Different regions have different kinds of falls. In some places, it’s cool and rainy, and in others, it’s sunny and dry. Often, fall is a time for gathering in the harvest and preparing for festive holidays indoors. No matter what kind of fall you have, these steps can help during the transition from summer to winter.

Inside the home

Fall is a good time to complete indoor projects.

  • Repair vinyl and wood floors
  • Examine and repair indoor staircases
  • Test the furnace to make sure it works properly
  • Maintain locks, lubricating as necessary
  • Repair and replace caulking in floors and baseboards and around windows and doors
  • Remove and replace crumbling caulk around the bathtub, sink, or toilet, and also make sure there is no moisture under the bathtub or shower stall
  • Test for radon gas
  • Lubricate squeaking doors
  • Evaluate insulation
  • Have ventilation ducts cleaned, inspected, and repaired
  • Check for mice and rats—put out traps in areas pests might sneak into the home
  • Patch and paint holes and cracks in walls and ceilings, watch for indications of water damage
  • Test smoke and carbon monoxide detectors, and replace batteries if needed
  • Repair indoor woodwork
  • Check the stove exhaust fan and remove dust and grease build-up  
  • Install plastic sheets on windows that require extra wind protection
  • Add weather stripping around doors

Outside the Home

With shorter days and the approach of winter, take some time to check the exterior of your home.

  • Check the roof for summer wear and tear
  • Clean gutters and downspouts
  • Drain the evaporative cooler
  • Inspect and service the heating unit
  • Repair cracks in siding and shingles
  • Repair any damaged masonry
  • Insulate water pipes that are exposed to extreme cold
  • Cover outdoor water faucets
  • Remove screens, clean them, and store away for the winter
  • Seal any concrete walkways
  • Check exterior ventilation flaps, making sure they are intact and functional

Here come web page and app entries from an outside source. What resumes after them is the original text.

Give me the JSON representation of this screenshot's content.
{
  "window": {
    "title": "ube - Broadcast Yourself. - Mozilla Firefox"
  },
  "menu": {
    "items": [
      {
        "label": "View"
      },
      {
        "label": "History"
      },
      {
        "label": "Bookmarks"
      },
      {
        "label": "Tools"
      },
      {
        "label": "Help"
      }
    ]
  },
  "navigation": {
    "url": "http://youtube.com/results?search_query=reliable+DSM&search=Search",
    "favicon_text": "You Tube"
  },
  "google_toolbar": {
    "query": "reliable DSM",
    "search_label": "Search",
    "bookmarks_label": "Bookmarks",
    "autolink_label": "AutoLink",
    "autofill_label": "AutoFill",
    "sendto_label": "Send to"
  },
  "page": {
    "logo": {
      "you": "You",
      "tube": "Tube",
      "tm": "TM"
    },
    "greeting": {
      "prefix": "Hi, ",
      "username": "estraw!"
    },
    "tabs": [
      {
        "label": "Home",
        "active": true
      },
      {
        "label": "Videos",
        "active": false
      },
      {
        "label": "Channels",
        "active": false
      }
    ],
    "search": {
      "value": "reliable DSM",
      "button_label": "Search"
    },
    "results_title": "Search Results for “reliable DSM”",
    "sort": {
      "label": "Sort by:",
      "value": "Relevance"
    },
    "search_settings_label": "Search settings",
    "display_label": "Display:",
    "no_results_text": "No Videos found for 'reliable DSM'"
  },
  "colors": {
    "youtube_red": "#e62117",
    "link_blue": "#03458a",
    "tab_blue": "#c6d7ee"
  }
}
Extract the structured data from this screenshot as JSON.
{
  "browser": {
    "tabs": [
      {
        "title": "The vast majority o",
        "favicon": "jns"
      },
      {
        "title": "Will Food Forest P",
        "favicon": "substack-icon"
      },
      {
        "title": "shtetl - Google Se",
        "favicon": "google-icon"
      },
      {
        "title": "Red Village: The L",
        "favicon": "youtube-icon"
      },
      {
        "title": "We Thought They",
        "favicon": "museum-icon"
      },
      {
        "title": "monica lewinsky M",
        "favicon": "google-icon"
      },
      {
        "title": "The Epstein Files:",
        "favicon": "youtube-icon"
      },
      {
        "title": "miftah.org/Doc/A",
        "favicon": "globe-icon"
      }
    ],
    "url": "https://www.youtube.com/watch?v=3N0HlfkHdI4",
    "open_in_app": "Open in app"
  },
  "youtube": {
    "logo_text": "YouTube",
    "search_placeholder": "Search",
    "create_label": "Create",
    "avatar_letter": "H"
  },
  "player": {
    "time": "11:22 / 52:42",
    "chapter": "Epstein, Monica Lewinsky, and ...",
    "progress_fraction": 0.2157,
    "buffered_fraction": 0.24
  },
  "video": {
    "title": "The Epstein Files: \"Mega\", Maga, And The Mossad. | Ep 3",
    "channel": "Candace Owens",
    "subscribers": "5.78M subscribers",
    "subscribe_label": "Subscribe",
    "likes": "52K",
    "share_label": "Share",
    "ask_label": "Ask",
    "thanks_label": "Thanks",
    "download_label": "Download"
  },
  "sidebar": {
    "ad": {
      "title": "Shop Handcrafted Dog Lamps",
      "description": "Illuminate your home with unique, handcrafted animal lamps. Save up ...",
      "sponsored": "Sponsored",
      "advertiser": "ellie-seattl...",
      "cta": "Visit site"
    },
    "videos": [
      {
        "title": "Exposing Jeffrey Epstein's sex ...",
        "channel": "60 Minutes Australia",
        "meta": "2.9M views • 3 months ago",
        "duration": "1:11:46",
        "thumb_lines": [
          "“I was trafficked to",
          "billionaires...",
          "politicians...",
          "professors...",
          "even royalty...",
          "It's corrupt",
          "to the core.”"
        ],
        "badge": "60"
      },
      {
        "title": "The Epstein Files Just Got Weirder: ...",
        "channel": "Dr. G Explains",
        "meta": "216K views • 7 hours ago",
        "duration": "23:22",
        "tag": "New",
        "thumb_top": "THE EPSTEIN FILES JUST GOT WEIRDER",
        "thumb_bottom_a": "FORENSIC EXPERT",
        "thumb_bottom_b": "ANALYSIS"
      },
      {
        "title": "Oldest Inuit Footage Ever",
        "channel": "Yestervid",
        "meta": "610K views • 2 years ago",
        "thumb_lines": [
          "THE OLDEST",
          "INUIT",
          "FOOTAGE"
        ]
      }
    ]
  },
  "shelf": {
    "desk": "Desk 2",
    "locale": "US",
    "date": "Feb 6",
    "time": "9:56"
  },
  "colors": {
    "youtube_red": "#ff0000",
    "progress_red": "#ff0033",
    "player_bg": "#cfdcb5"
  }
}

In the Garage

During the fall, take time to prepare your garage for the upcoming winter.

  • Protect and cover lawn equipment and garden tools
  • Drain lawnmower of gasoline and oil
  • Check for leaks in the doors and repair
  • Examine and repair the weatherstripping at the bottom of the garage door

In the Yard

The freezing and thawing of the impending winter can cause damage to outdoor furniture and your swimming pool.

  • Cover and protect your patio furniture
  • Drain the pool
  • Trim tree limbs that could break under the weight of snow and ice

In the Garden

With the arrival of fall, you can begin your early garden work and check any grading issues.  Keeping landscaping in check can help prevent leaking and foundation damage. 

  • Trim trees, bushes and other ground cover that may be near the foundation
  • Add a protective layer of mulch to your perennials, shrubs, and trees
  • Clean flower beds of spent summer blossoms and plants
  • Turn the compost
  • Remove the garden hose and place inside for the winter
 

Content Provided By: https://www.homeminders.com/Articles/HomemindersArticle/tabid/77/ArticleId/230/Default.aspx